These are some of my favourite courses of the night and the Colours of Amazonia is a visually stunning dish using pinks and greens on the plate. It's slices of paiche fish edged in pink-they explain that the Paiche fish is a giant fish from the Amazon River (they're really are enormous!) . They pair this with sweet yacon root, lemongrass and a creamy guanabana or soursop puree that coats the top palate with its texture.
Pia comes out from the kitchen and brings over the next dish. This is like a hot ceviche made with scallops, borage, tumbo (banana passionfruit) and yellow chilli pepper. She pours the yellow chilli pepper sauce over the dish and it's tangy and luscious just like a ceviche.
Admittedly the next dish doesn't actually look very appealing as we thoughts that it looked like pieces of grey boiled meat. It's actually a slightly crunchy but melt in the mouth calamari ink texture with green sea lettuce, perfectly melting octopus pieces with crab foam. This is a combination of perfect seasoning and wonderful textures and is another favourite course.
This is the final savoury course and it is made up of soft, melting glazed pork fillet pieces topped with black mashwa tuber, kiwicha grain similar to quinoa, aji panca chilli and it also has a wonderful depth of aroma and flavour with familiar spices like ground coriander and cumin.
When guests visit the bathroom they take a fork and spoon and pick up the guests napkins and spin them and lay them back on the table. And between savoury and sweet courses there is a change of napkin.
The next course is one of the prettiest. It's a refreshing sorbet course with sweet lemon, caigua ice, cushuro edible algae balls which is what we saw him collect in Chef's Table, and an edible clay which is like a meringue. It's wonderfully fresh and the algae bursts in the mouth imparting a sweet, slightly viscous liquid.

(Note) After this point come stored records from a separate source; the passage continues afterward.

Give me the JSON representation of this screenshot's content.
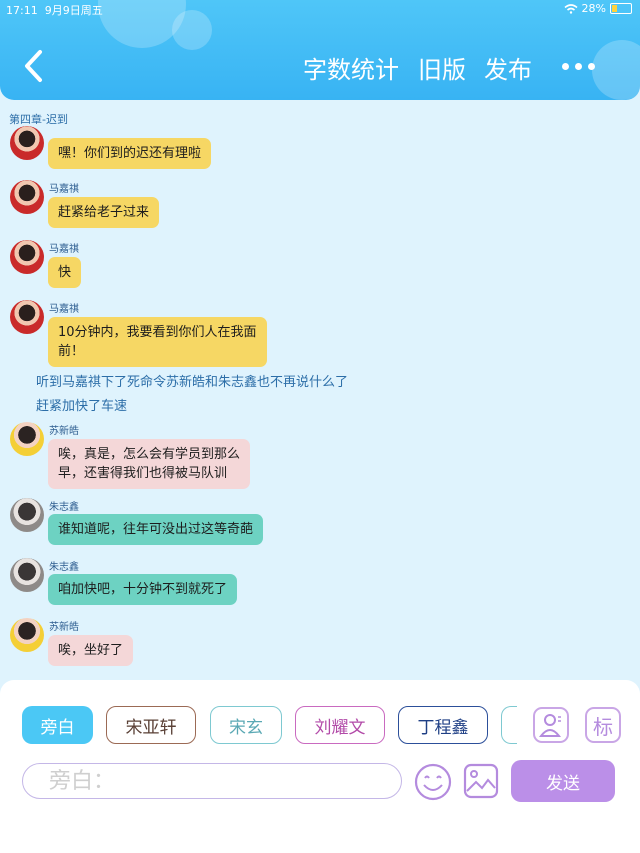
{
  "status_bar": {
    "time": "17:11",
    "date": "9月9日周五",
    "battery": "28%"
  },
  "topbar": {
    "word_count": "字数统计",
    "old_version": "旧版",
    "publish": "发布"
  },
  "chapter_title": "第四章-迟到",
  "messages": [
    {
      "speaker": "",
      "text": "嘿！你们到的迟还有理啦"
    },
    {
      "speaker": "马嘉祺",
      "text": "赶紧给老子过来"
    },
    {
      "speaker": "马嘉祺",
      "text": "快"
    },
    {
      "speaker": "马嘉祺",
      "line1": "10分钟内，我要看到你们人在我面",
      "line2": "前！"
    },
    {
      "narration1": "听到马嘉祺下了死命令苏新皓和朱志鑫也不再说什么了",
      "narration2": "赶紧加快了车速"
    },
    {
      "speaker": "苏新皓",
      "line1": "唉，真是，怎么会有学员到那么",
      "line2": "早，还害得我们也得被马队训"
    },
    {
      "speaker": "朱志鑫",
      "text": "谁知道呢，往年可没出过这等奇葩"
    },
    {
      "speaker": "朱志鑫",
      "text": "咱加快吧，十分钟不到就死了"
    },
    {
      "speaker": "苏新皓",
      "text": "唉，坐好了"
    }
  ],
  "roles": [
    "旁白",
    "宋亚轩",
    "宋玄",
    "刘耀文",
    "丁程鑫"
  ],
  "role_colors": [
    "#4bc8f5",
    "#9b6a55",
    "#7ec9d1",
    "#c96ac0",
    "#2c4f9a"
  ],
  "mark_label": "标",
  "input": {
    "placeholder": "旁白："
  },
  "send_label": "发送"
}
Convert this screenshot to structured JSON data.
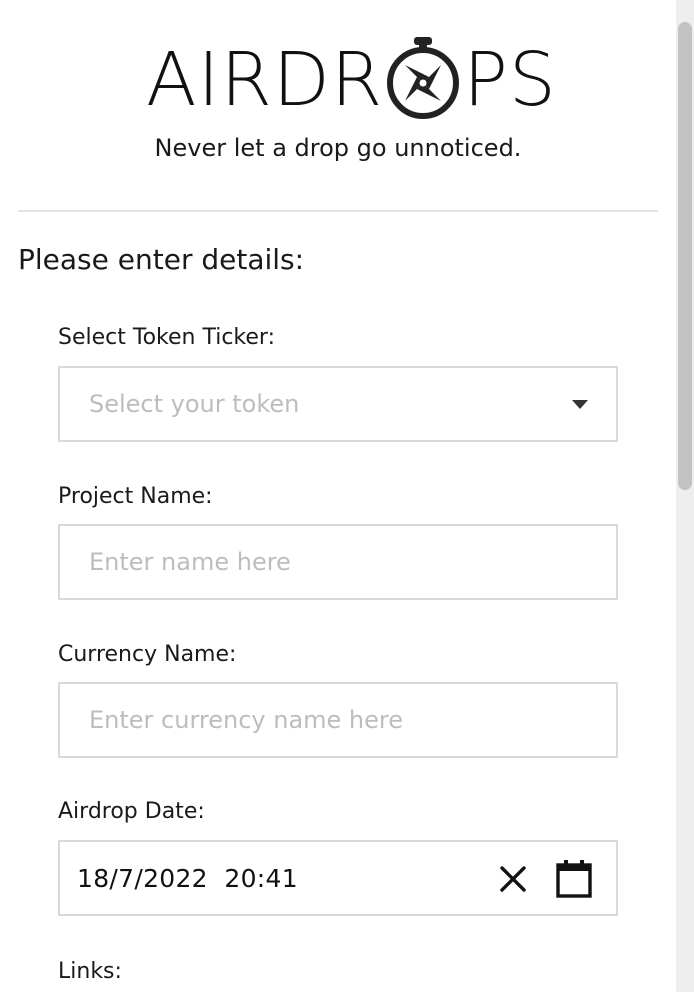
{
  "brand": {
    "logo_left": "AIRDR",
    "logo_right": "PS",
    "logo_icon": "compass-icon",
    "tagline": "Never let a drop go unnoticed."
  },
  "form": {
    "heading": "Please enter details:",
    "token": {
      "label": "Select Token Ticker:",
      "placeholder": "Select your token"
    },
    "project": {
      "label": "Project Name:",
      "placeholder": "Enter name here"
    },
    "currency": {
      "label": "Currency Name:",
      "placeholder": "Enter currency name here"
    },
    "date": {
      "label": "Airdrop Date:",
      "value": "18/7/2022  20:41",
      "clear_icon": "close-icon",
      "picker_icon": "calendar-icon"
    },
    "links": {
      "label": "Links:"
    }
  },
  "colors": {
    "text": "#1a1a1a",
    "border": "#dadada",
    "placeholder": "#bdbdbd",
    "divider": "#e2e2e2",
    "scroll_thumb": "#c2c2c2",
    "scroll_track": "#eeeeee"
  }
}
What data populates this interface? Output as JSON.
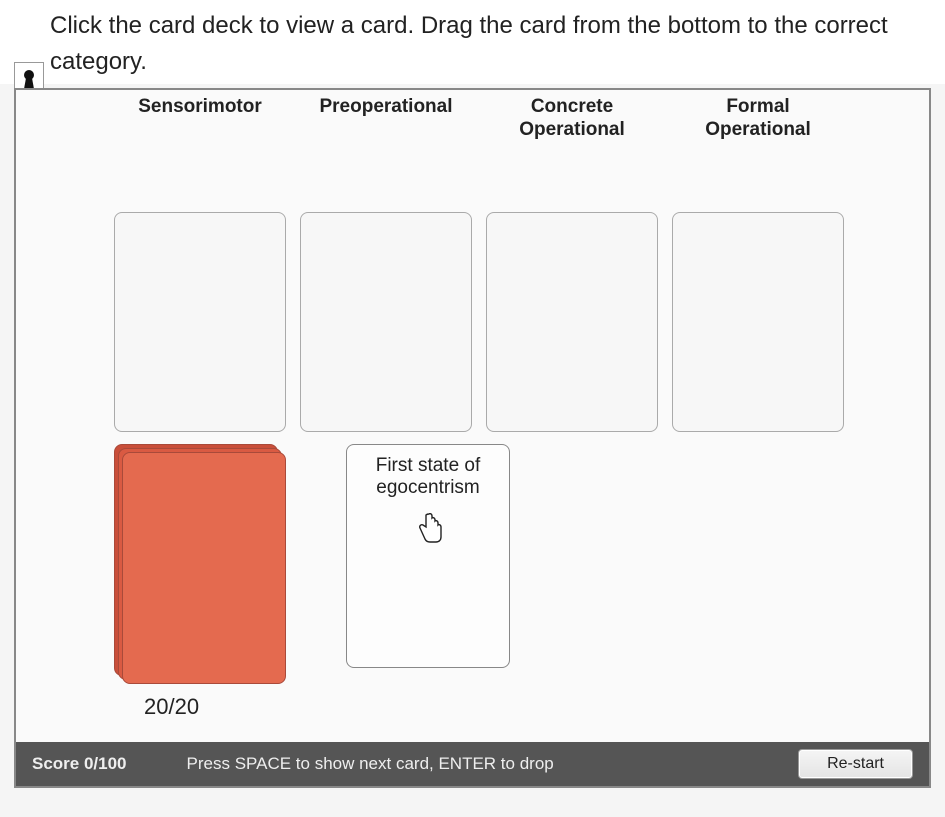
{
  "instructions": "Click the card deck to view a card. Drag the card from the bottom to the correct category.",
  "categories": [
    {
      "label": "Sensorimotor"
    },
    {
      "label": "Preoperational"
    },
    {
      "label": "Concrete Operational"
    },
    {
      "label": "Formal Operational"
    }
  ],
  "deck": {
    "count_label": "20/20"
  },
  "drawn_card": {
    "text": "First state of egocentrism"
  },
  "status": {
    "score_label": "Score 0/100",
    "hint": "Press SPACE to show next card, ENTER to drop",
    "restart_label": "Re-start"
  }
}
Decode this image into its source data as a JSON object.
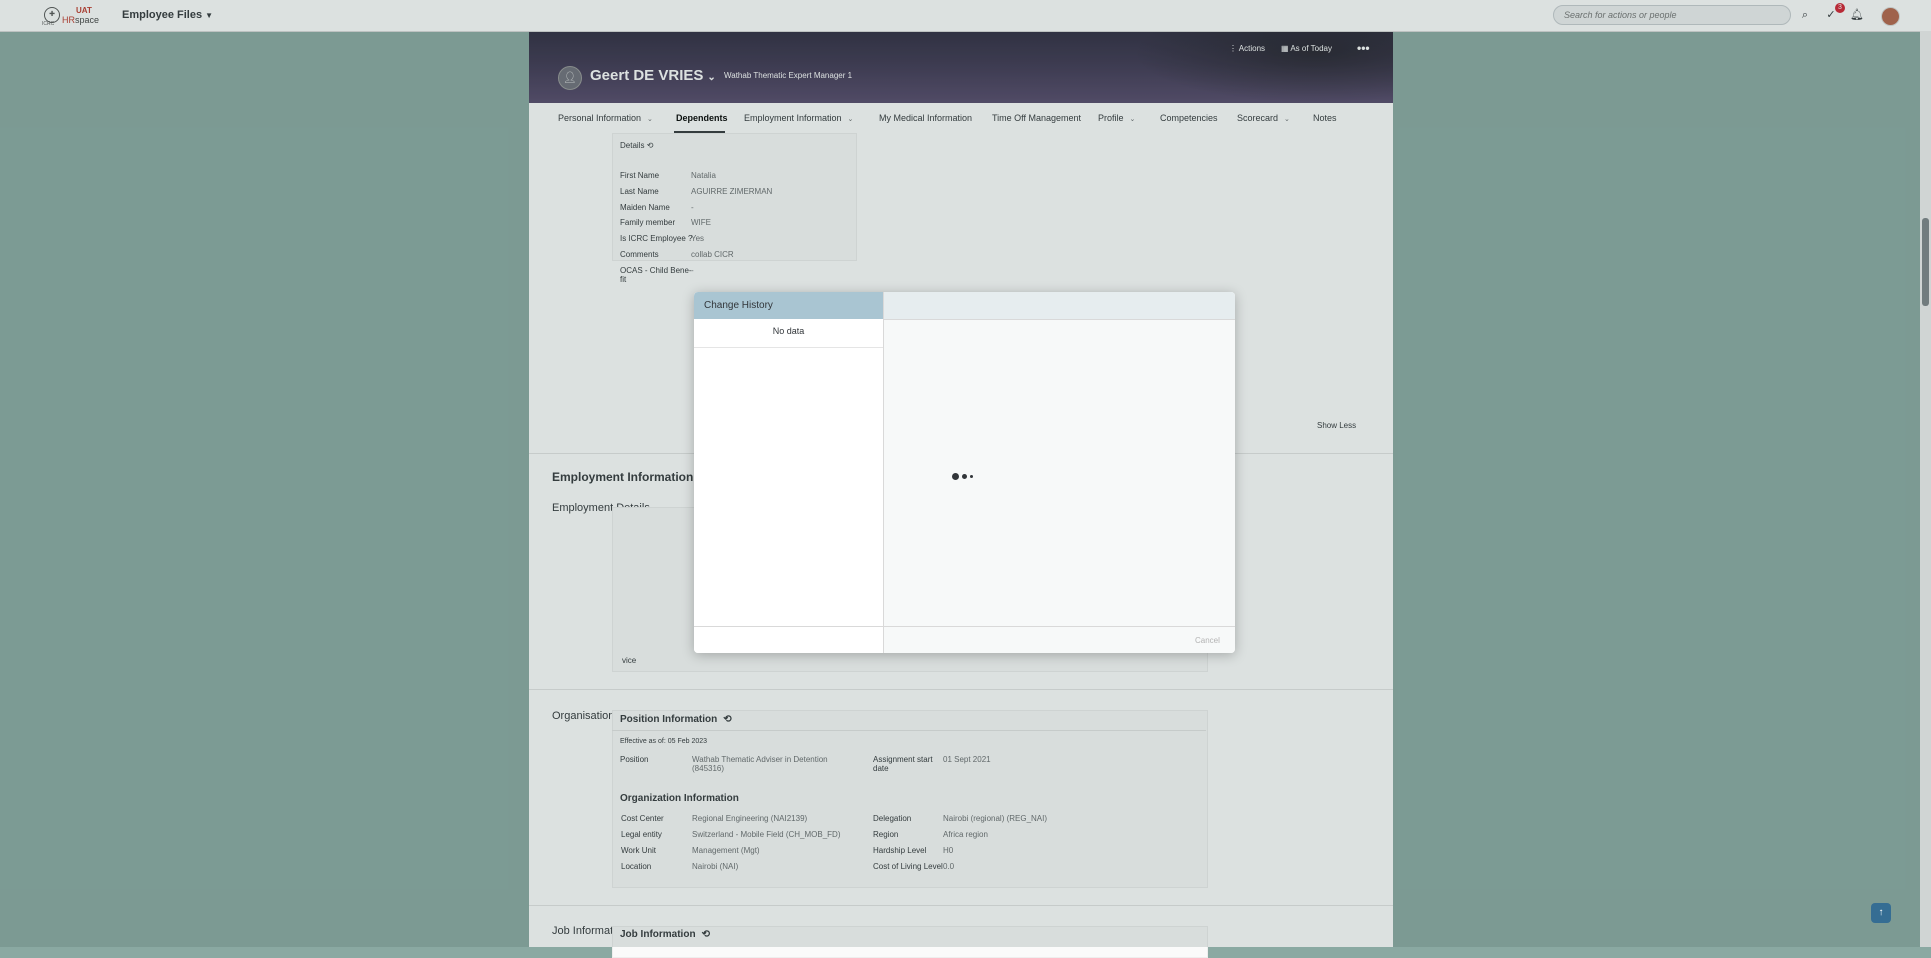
{
  "shell": {
    "logo_uat": "UAT",
    "logo_icrc": "ICRC",
    "logo_hr": "HR",
    "logo_space": "space",
    "app_name": "Employee Files",
    "search_placeholder": "Search for actions or people",
    "notification_count": "3"
  },
  "header": {
    "name": "Geert DE VRIES",
    "job_title": "Wathab Thematic Expert Manager 1",
    "actions_label": "Actions",
    "as_of_label": "As of Today"
  },
  "tabs": [
    {
      "label": "Personal Information"
    },
    {
      "label": "Dependents"
    },
    {
      "label": "Employment Information"
    },
    {
      "label": "My Medical Information"
    },
    {
      "label": "Time Off Management"
    },
    {
      "label": "Profile"
    },
    {
      "label": "Competencies"
    },
    {
      "label": "Scorecard"
    },
    {
      "label": "Notes"
    }
  ],
  "dependents": {
    "details_label": "Details",
    "fields": [
      {
        "label": "First Name",
        "value": "Natalia"
      },
      {
        "label": "Last Name",
        "value": "AGUIRRE ZIMERMAN"
      },
      {
        "label": "Maiden Name",
        "value": "-"
      },
      {
        "label": "Family member",
        "value": "WIFE"
      },
      {
        "label": "Is ICRC Employee ?",
        "value": "Yes"
      },
      {
        "label": "Comments",
        "value": "collab CICR"
      },
      {
        "label": "OCAS - Child Bene-",
        "label2": "fit",
        "value": "-"
      }
    ],
    "show_less": "Show Less"
  },
  "employment": {
    "section_title": "Employment Information",
    "details_label": "Employment Details",
    "partial_text": "vice"
  },
  "organisational": {
    "section_label": "Organisational Information",
    "position_heading": "Position Information",
    "effective": "Effective as of: 05 Feb 2023",
    "position_label": "Position",
    "position_value": "Wathab Thematic Adviser in Detention",
    "position_value2": "(845316)",
    "assignment_label": "Assignment start",
    "assignment_label2": "date",
    "assignment_value": "01 Sept 2021",
    "org_heading": "Organization Information",
    "left_fields": [
      {
        "label": "Cost Center",
        "value": "Regional Engineering (NAI2139)"
      },
      {
        "label": "Legal entity",
        "value": "Switzerland - Mobile Field (CH_MOB_FD)"
      },
      {
        "label": "Work Unit",
        "value": "Management (Mgt)"
      },
      {
        "label": "Location",
        "value": "Nairobi (NAI)"
      }
    ],
    "right_fields": [
      {
        "label": "Delegation",
        "value": "Nairobi (regional) (REG_NAI)"
      },
      {
        "label": "Region",
        "value": "Africa region"
      },
      {
        "label": "Hardship Level",
        "value": "H0"
      },
      {
        "label": "Cost of Living Level",
        "value": "0.0"
      }
    ]
  },
  "job": {
    "section_label": "Job Information",
    "heading": "Job Information"
  },
  "dialog": {
    "title": "Change History",
    "no_data": "No data",
    "cancel": "Cancel"
  }
}
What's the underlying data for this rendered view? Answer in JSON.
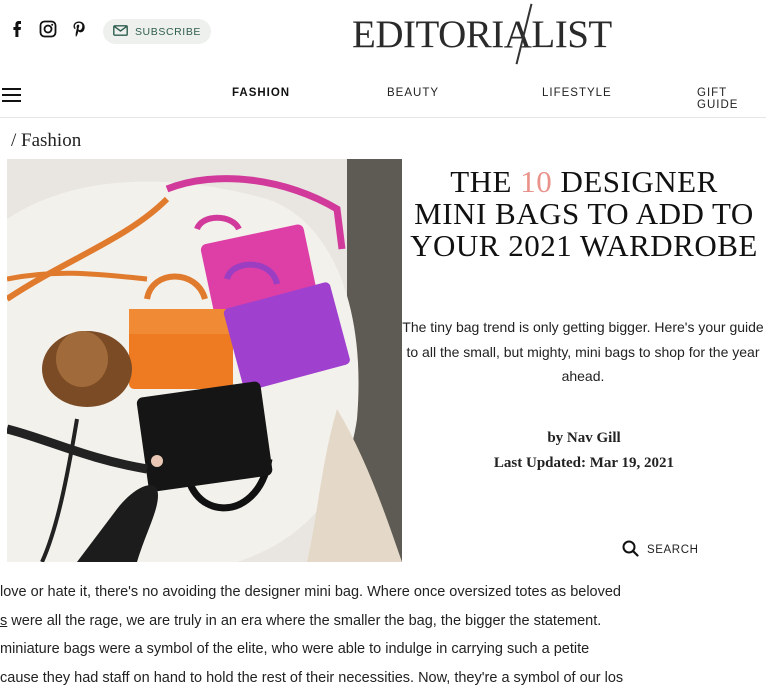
{
  "header": {
    "social": [
      {
        "name": "facebook-icon"
      },
      {
        "name": "instagram-icon"
      },
      {
        "name": "pinterest-icon"
      }
    ],
    "subscribe_label": "SUBSCRIBE",
    "logo": "EDITORIALIST"
  },
  "nav": {
    "items": [
      "FASHION",
      "BEAUTY",
      "LIFESTYLE",
      "GIFT GUIDE"
    ],
    "active": "FASHION"
  },
  "breadcrumb": "/ Fashion",
  "article": {
    "title_pre": "THE ",
    "title_num": "10",
    "title_post": " DESIGNER MINI BAGS TO ADD TO YOUR 2021 WARDROBE",
    "dek": "The tiny bag trend is only getting bigger. Here's your guide to all the small, but mighty, mini bags to shop for the year ahead.",
    "byline": "by Nav Gill",
    "updated": "Last Updated: Mar 19, 2021",
    "body_lines": [
      " love or hate it, there's no avoiding the designer mini bag. Where once oversized totes as beloved",
      " were all the rage, we are truly in an era where the smaller the bag, the bigger the statement.",
      "miniature bags were a symbol of the elite, who were able to indulge in carrying such a petite",
      "cause they had staff on hand to hold the rest of their necessities. Now, they're a symbol of our los"
    ],
    "body_line2_link": "s"
  },
  "search_label": "SEARCH",
  "colors": {
    "accent": "#e8928a",
    "subscribe_bg": "#eef0ee",
    "subscribe_text": "#2f5e4e"
  }
}
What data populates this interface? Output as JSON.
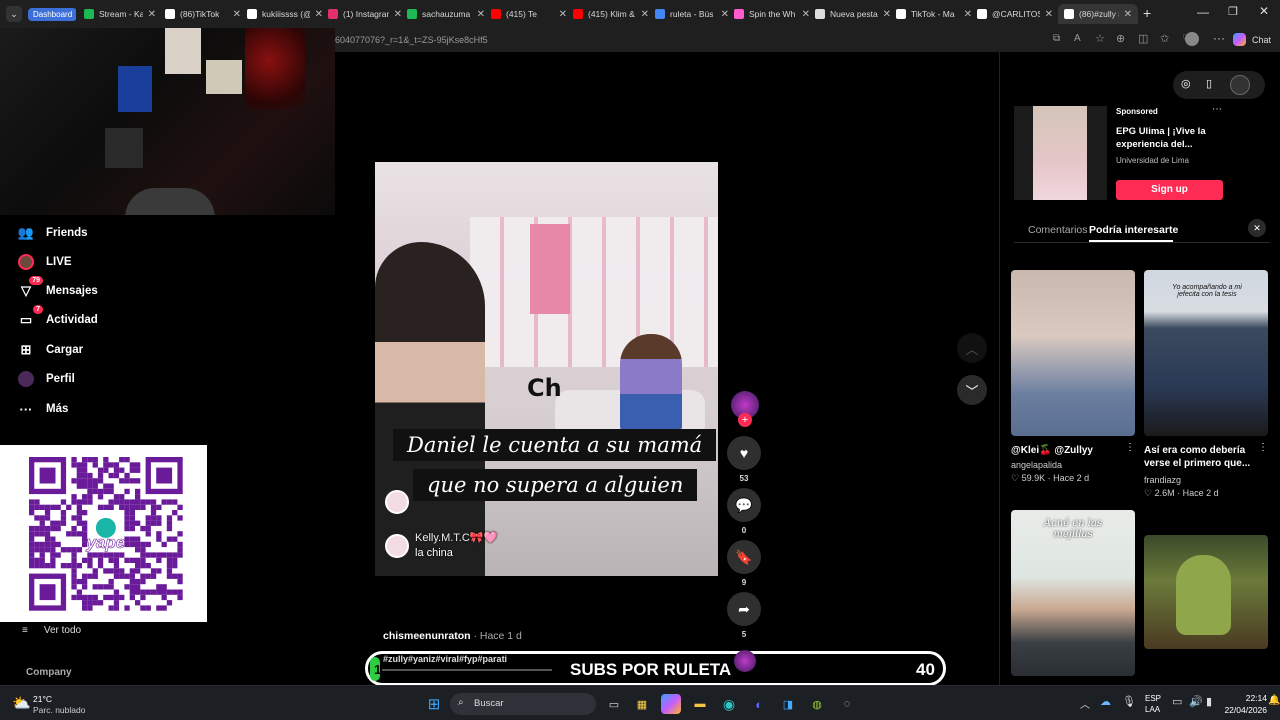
{
  "browser": {
    "tabs": [
      {
        "label": "Dashboard",
        "group": true,
        "color": "#3c6fd8"
      },
      {
        "label": "Stream - Ka",
        "color": "#1db954"
      },
      {
        "label": "(86)TikTok",
        "color": "#ffffff"
      },
      {
        "label": "kukiiissss (@",
        "color": "#ffffff"
      },
      {
        "label": "(1) Instagram",
        "color": "#e1306c"
      },
      {
        "label": "sachauzuma",
        "color": "#1db954"
      },
      {
        "label": "(415) Te",
        "color": "#ff0000"
      },
      {
        "label": "(415) Klim &",
        "color": "#ff0000"
      },
      {
        "label": "ruleta - Bús",
        "color": "#4285f4"
      },
      {
        "label": "Spin the Wh",
        "color": "#ff5ad1"
      },
      {
        "label": "Nueva pesta",
        "color": "#dddddd"
      },
      {
        "label": "TikTok - Ma",
        "color": "#ffffff"
      },
      {
        "label": "@CARLITOS",
        "color": "#ffffff"
      },
      {
        "label": "(86)#zully #",
        "color": "#ffffff",
        "active": true
      }
    ],
    "url": "604077076?_r=1&_t=ZS-95jKse8cHf5",
    "chat_label": "Chat"
  },
  "nav": {
    "items": [
      {
        "label": "Friends",
        "icon": "friends-icon",
        "glyph": "👥"
      },
      {
        "label": "LIVE",
        "icon": "live-icon",
        "glyph": "◉"
      },
      {
        "label": "Mensajes",
        "icon": "messages-icon",
        "glyph": "▽",
        "badge": "79"
      },
      {
        "label": "Actividad",
        "icon": "activity-icon",
        "glyph": "▭",
        "badge": "7"
      },
      {
        "label": "Cargar",
        "icon": "upload-icon",
        "glyph": "⊞"
      },
      {
        "label": "Perfil",
        "icon": "profile-icon",
        "glyph": "●"
      },
      {
        "label": "Más",
        "icon": "more-icon",
        "glyph": "···"
      }
    ],
    "see_all": "Ver todo",
    "company": "Company"
  },
  "qr": {
    "brand": "yape"
  },
  "video": {
    "caption_line1": "Daniel le cuenta a su mamá",
    "caption_line2": "que no supera a alguien",
    "comment_user": "Kelly.M.T.C🎀🩷",
    "comment_text": "la china",
    "watermark": "Ch",
    "author": "chismeenunraton",
    "time": "· Hace 1 d",
    "hashtags": "#zully#yaniz#viral#fyp#parati"
  },
  "actions": {
    "likes": "53",
    "comments": "0",
    "saves": "9",
    "shares": "5"
  },
  "overlay": {
    "label": "SUBS POR RULETA",
    "count": "40",
    "progress_start": "1"
  },
  "right": {
    "ad": {
      "sponsored": "Sponsored",
      "title": "EPG Ulima | ¡Vive la experiencia del...",
      "advertiser": "Universidad de Lima",
      "cta": "Sign up"
    },
    "tabs": [
      "Comentarios",
      "Podría interesarte"
    ],
    "cards": [
      {
        "title": "@Klei🍒 @Zullyy",
        "author": "angelapalida",
        "stats": "♡ 59.9K · Hace 2 d"
      },
      {
        "title": "Así era como debería verse el primero que...",
        "author": "frandiazg",
        "stats": "♡ 2.6M · Hace 2 d",
        "overlay": "Yo acompañando a mi jefecita con la tesis"
      },
      {
        "title": "",
        "author": "",
        "stats": "",
        "overlay": "Acné en las mejillas"
      },
      {
        "title": "",
        "author": "",
        "stats": ""
      }
    ]
  },
  "taskbar": {
    "weather_temp": "21°C",
    "weather_desc": "Parc. nublado",
    "search": "Buscar",
    "lang1": "ESP",
    "lang2": "LAA",
    "time": "22:14",
    "date": "22/04/2026"
  },
  "colors": {
    "accent": "#fe2c55",
    "progress_green": "#2ecc40"
  }
}
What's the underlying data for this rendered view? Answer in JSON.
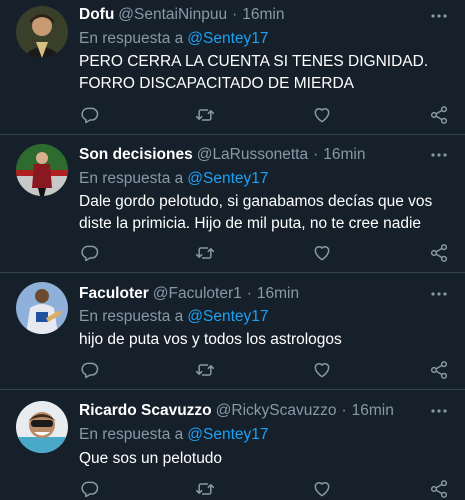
{
  "reply_prefix": "En respuesta a",
  "colors": {
    "background": "#15202b",
    "secondary_text": "#8899a6",
    "link": "#1da1f2",
    "divider": "#38444d"
  },
  "tweets": [
    {
      "name": "Dofu",
      "handle": "@SentaiNinpuu",
      "separator": "·",
      "time": "16min",
      "reply_to": "@Sentey17",
      "text": "PERO CERRA LA CUENTA SI TENES DIGNIDAD.\nFORRO DISCAPACITADO DE MIERDA"
    },
    {
      "name": "Son decisiones",
      "handle": "@LaRussonetta",
      "separator": "·",
      "time": "16min",
      "reply_to": "@Sentey17",
      "text": "Dale gordo pelotudo, si ganabamos decías que vos\ndiste la primicia. Hijo de mil puta, no te cree nadie"
    },
    {
      "name": "Faculoter",
      "handle": "@Faculoter1",
      "separator": "·",
      "time": "16min",
      "reply_to": "@Sentey17",
      "text": "hijo de puta vos y todos los astrologos"
    },
    {
      "name": "Ricardo Scavuzzo",
      "handle": "@RickyScavuzzo",
      "separator": "·",
      "time": "16min",
      "reply_to": "@Sentey17",
      "text": "Que sos un pelotudo"
    }
  ],
  "icons": {
    "more": "more-horizontal-icon",
    "reply": "reply-icon",
    "retweet": "retweet-icon",
    "like": "heart-icon",
    "share": "share-icon"
  }
}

If you're looking for a "chocolate course" this is the Central version. It is a creamy cacao pudding made with 85% cacao, cubes of the sweetest chermioya or custard apple and thinly shaved Bahuaja nut on top (similar to macadamia in flavour) it's rich but not overly so particularly with the fruity element.
The last bites are petit fours. There is thin crisp delicious frozen cookies with a strong anise flavour and squares of 70% cacao made with tubers. They use congona, matica, malva (or mallow) and pilipili.
"Would you like to visit the kitchen?" they ask and I don't think we saw one table refuse the offer. You can take photos with the friendly chefs and they all line up for a photo en masse. Our epic meal is coming to a close. We've eaten foods that we've never tasted or even heard of before. Lastly they bring a book as a gift for each customer. It's a beautiful book made up of pressed flowers and native Peruvian seeds embedded in the paper that tells a story of everything that we've eaten. Much like the food has told us a story of Peru.
Want to try Central restaurant? It's part of our September tour! Come along-there are just a couple of places left! Take a peek at the full itinerary, dates and prices here! Can't make it in September but still want to book a tour? No problems, you can also book a modified itinerary and explore Peru yourselves with luxe hotels and all transfers included. Just send us an email on email@example.com or on the website for a quote.
This meal was independently paid for.
Santa Isabel 376. Miraflores, Lima, Perú
+5112428515 / 2428575 / 2416721